a two-course summer menu to stimulate all senses
17 July – 5 September 2021
curated by Dietikon Projektraum with Desirée Hieronimus, Leonie Bremser and Arts of the Working Class

Part I: Bite the hand that feeds you

With: Plantes Sorcières, Andrea Büttner, archival material Ortsmuseum Dietikon, AWC Issues no.14-16; Screenings: Radek Brousil, Kasia Fudakowski, Camille Henrot.

Bite the hand that feeds you is a process-based exhibition and introduces the FOOD FIELD ASSEMBLIES programme at Dietikon Projektraum. It brings together artistic explorations of questions of migratory biographies and speculative politics within the food production chain, exhibiting archival material from the Ortsmuseum Dietikon, combining it with global perspectives of the street newspaper Arts of the Working Class.

Part II: Doubling the marshmallows

Doubling the marshmallows is a feast for the senses. In workshops, kitchen sessions, and collective walks, we broaden our horizons and look into common futures through artistic interventions. What stories will we tell ourselves in the future? How does sustainable agriculture work? How can we live in solidarity and what influences does global change have on us?

Workshop Programme:

PlanteSorcières, Narrating throughout plants&leaves

Can plants invade a territory? Is it possible to ban a plant? Can we fight against a plant specie? We will engage in a collective session of thinking and discussing about the use of words when speaking about plants and how this is affecting our relation with the so called “natural world” carrying dynamics of power. During the workshop we will try to image different ways of speaking and thinking about plants through a process of collective writing combined with experiments with ecological printing using sunlight and curcuma.

Living Cultures School, COSMO CAFE

This gathering opens a space to discuss and trace back the origins of coffee, one of many fermented foods that we consume on a daily basis around the world. Before it was a drink, in Kaffa (Ethiopia), where it is believed to be its biological and cultural origin, coffee was consumed as a roasted bean, ground and mixed with other ingredients to form small balls that were chewed on the way to accompany long walks in the jungle and in the desert.

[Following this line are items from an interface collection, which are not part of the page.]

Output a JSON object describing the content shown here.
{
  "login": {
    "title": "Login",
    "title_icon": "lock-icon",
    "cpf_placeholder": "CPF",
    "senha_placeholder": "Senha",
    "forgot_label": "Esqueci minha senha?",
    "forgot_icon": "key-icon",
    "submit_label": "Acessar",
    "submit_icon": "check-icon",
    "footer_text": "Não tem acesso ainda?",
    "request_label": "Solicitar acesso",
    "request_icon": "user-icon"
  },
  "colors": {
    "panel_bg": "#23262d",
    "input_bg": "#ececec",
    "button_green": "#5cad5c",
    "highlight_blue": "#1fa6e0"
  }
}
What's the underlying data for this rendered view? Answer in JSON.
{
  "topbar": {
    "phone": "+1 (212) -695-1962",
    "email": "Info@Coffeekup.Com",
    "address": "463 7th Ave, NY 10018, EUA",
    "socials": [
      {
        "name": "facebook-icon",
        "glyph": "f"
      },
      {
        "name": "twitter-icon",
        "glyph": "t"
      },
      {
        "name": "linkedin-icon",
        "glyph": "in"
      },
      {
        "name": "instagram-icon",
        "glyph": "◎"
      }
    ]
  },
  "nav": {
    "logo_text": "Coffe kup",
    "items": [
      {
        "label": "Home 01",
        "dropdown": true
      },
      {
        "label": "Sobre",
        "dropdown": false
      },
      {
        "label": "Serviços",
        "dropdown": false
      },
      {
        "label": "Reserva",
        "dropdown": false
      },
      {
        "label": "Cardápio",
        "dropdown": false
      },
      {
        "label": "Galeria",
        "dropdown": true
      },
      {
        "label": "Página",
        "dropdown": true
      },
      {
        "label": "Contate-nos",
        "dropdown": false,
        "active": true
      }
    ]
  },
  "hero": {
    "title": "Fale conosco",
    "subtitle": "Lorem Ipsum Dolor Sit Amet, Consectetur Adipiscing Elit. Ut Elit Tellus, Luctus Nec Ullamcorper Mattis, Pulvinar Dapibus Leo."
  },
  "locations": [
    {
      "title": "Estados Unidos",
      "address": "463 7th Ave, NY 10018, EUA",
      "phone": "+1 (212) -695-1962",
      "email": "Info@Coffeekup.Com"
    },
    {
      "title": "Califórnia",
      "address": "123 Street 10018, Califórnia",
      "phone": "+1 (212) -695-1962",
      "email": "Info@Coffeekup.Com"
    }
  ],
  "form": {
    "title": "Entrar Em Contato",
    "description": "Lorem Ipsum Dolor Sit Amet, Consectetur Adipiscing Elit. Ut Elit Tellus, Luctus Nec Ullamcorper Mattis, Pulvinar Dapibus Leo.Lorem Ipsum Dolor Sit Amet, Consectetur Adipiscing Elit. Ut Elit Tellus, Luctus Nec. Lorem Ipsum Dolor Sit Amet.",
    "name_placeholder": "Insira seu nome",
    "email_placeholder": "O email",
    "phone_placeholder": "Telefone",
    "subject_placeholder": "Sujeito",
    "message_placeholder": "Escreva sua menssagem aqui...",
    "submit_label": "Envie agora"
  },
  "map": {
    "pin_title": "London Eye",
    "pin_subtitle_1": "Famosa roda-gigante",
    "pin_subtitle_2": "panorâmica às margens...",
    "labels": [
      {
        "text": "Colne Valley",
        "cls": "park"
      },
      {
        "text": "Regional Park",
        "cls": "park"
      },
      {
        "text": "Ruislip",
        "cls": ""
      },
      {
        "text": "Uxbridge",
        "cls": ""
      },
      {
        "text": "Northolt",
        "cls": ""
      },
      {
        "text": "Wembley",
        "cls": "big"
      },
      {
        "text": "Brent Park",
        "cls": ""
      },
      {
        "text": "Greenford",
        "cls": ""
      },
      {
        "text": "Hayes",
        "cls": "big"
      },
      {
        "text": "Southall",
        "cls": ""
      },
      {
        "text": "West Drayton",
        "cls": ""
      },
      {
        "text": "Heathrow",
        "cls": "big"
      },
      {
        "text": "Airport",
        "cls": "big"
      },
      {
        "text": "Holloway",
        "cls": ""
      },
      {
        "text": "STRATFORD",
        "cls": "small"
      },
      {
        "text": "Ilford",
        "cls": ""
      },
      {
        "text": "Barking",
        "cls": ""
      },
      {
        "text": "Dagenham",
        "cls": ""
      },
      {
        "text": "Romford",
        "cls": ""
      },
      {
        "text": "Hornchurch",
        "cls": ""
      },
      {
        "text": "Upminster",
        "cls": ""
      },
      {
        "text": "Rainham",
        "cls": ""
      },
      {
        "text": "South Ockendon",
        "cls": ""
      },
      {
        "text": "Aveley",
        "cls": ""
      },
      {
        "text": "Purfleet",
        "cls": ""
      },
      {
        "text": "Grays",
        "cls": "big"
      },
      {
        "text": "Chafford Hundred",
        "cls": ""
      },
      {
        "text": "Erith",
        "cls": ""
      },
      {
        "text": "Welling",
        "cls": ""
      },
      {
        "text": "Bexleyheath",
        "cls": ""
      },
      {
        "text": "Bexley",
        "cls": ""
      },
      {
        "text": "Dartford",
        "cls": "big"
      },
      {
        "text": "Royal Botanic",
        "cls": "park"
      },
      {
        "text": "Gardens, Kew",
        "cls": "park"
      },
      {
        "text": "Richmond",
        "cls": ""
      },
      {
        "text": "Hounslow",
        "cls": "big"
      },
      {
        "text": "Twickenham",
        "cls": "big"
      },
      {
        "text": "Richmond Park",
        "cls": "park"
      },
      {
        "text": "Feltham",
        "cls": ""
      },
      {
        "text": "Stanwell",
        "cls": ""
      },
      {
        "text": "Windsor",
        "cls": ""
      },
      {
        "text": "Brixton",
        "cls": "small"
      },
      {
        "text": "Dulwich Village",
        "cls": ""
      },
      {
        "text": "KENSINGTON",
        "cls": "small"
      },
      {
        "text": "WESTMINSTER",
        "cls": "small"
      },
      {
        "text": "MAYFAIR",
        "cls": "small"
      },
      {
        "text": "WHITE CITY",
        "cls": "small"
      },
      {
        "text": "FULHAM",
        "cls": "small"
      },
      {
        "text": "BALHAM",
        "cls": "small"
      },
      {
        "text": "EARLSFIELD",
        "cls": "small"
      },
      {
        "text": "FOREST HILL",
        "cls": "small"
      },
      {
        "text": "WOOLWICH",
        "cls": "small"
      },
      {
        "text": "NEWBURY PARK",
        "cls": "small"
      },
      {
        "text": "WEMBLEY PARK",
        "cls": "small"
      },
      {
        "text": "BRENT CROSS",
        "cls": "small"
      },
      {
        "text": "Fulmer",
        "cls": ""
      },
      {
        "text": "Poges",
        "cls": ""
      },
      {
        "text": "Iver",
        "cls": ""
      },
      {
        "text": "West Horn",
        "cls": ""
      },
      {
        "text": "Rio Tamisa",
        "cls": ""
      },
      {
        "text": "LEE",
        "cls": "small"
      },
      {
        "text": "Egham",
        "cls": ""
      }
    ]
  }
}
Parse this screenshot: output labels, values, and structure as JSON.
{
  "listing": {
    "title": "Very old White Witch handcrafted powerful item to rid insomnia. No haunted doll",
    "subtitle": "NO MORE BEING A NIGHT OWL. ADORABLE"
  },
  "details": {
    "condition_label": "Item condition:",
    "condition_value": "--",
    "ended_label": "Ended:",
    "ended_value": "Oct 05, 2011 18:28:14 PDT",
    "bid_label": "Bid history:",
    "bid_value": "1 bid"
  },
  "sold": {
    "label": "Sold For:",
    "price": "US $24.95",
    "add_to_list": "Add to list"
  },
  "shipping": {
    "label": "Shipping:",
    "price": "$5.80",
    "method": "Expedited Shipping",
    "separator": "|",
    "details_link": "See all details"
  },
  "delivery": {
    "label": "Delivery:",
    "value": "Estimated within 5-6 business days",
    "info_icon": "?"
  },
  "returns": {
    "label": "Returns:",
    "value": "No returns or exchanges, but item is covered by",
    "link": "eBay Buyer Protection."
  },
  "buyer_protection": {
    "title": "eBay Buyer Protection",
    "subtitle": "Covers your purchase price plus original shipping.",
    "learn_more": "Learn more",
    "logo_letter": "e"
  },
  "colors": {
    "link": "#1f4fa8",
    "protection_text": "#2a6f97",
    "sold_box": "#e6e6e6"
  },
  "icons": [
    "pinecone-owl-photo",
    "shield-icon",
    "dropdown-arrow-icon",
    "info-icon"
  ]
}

This is an invitation to share a world shape coffee with us.

Special thanks and acknowledgements:
Ortsmuseum Dietikon